• _Task prompt_:
What lines in the records below include the word "button"? Return each one.

• _Data for analysis_:
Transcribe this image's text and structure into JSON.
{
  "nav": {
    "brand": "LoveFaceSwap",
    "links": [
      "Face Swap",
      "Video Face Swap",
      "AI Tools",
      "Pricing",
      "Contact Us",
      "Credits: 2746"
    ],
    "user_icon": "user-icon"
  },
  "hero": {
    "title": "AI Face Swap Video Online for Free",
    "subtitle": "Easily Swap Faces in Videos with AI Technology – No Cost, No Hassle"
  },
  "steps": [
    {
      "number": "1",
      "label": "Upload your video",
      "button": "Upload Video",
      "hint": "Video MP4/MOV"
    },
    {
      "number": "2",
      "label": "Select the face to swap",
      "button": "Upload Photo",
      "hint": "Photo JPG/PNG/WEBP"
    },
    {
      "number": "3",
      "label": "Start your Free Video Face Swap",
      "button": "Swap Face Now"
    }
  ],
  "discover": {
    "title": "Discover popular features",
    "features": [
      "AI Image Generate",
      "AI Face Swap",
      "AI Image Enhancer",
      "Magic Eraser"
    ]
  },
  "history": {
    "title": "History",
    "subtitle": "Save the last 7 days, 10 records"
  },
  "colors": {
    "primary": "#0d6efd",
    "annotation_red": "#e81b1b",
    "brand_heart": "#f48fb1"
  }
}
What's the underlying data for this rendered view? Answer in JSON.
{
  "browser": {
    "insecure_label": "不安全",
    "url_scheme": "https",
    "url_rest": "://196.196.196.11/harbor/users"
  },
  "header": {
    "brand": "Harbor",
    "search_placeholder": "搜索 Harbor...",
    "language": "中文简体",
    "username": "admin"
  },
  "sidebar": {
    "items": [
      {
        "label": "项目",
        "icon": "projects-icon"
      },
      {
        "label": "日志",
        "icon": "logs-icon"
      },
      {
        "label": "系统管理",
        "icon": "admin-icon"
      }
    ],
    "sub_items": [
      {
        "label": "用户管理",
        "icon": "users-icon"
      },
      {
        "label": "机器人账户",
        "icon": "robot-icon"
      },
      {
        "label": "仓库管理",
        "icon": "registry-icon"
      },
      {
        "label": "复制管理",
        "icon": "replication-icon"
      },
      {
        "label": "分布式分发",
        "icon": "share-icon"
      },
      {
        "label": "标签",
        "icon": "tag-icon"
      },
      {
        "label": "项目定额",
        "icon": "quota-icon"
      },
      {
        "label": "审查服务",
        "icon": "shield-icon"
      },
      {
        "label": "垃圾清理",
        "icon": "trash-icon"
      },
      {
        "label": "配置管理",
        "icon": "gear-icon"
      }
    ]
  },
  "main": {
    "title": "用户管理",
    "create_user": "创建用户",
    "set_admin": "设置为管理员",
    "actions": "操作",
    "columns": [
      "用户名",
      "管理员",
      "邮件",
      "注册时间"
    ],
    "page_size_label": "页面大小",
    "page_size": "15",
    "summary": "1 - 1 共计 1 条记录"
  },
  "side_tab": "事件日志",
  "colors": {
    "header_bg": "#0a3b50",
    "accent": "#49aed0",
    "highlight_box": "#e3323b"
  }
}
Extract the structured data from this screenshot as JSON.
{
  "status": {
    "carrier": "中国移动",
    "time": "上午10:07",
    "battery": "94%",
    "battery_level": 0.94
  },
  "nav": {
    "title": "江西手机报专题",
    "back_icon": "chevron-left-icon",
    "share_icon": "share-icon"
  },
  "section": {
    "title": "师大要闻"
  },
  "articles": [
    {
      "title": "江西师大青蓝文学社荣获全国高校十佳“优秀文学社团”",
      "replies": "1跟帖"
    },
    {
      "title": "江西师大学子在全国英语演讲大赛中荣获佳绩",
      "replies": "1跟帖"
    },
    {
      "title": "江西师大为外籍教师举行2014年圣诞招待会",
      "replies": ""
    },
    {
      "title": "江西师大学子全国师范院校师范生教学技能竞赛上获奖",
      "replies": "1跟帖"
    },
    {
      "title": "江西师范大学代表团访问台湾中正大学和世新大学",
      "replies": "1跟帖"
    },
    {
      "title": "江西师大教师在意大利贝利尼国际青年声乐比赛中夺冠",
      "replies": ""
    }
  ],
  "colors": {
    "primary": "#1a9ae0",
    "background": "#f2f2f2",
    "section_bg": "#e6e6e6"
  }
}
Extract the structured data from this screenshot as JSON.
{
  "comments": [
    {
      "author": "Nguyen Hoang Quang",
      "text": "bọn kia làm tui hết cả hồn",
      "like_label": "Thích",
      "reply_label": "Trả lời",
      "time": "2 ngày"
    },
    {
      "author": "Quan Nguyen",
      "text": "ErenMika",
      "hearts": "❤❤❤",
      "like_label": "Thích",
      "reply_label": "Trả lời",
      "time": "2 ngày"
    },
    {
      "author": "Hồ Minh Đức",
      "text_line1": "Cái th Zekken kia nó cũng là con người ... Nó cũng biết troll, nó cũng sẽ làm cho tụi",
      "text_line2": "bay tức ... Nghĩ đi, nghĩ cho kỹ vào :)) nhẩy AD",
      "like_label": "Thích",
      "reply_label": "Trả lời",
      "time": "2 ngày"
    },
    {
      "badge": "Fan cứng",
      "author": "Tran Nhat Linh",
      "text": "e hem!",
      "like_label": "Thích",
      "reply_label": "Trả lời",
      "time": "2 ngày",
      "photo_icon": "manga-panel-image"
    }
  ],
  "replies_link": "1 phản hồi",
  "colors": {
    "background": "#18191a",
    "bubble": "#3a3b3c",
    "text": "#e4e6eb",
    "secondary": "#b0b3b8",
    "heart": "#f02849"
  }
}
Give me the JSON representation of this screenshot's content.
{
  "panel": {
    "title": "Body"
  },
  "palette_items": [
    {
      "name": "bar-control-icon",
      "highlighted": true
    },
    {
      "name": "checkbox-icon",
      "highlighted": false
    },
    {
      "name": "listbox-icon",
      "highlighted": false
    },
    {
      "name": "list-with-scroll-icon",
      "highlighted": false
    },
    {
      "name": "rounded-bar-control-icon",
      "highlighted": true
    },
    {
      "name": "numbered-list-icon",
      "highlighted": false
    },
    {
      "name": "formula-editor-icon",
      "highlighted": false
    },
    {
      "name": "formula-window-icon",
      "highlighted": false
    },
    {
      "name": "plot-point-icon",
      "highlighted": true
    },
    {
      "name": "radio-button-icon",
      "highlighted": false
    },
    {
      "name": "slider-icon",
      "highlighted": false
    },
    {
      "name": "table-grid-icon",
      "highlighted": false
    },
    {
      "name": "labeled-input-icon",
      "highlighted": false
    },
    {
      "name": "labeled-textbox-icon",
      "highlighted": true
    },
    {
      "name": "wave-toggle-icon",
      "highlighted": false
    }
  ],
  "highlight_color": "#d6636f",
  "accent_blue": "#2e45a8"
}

• _Output_:
      "button": "Upload Video",
      "button": "Upload Photo",
      "button": "Swap Face Now"
      "name": "radio-button-icon",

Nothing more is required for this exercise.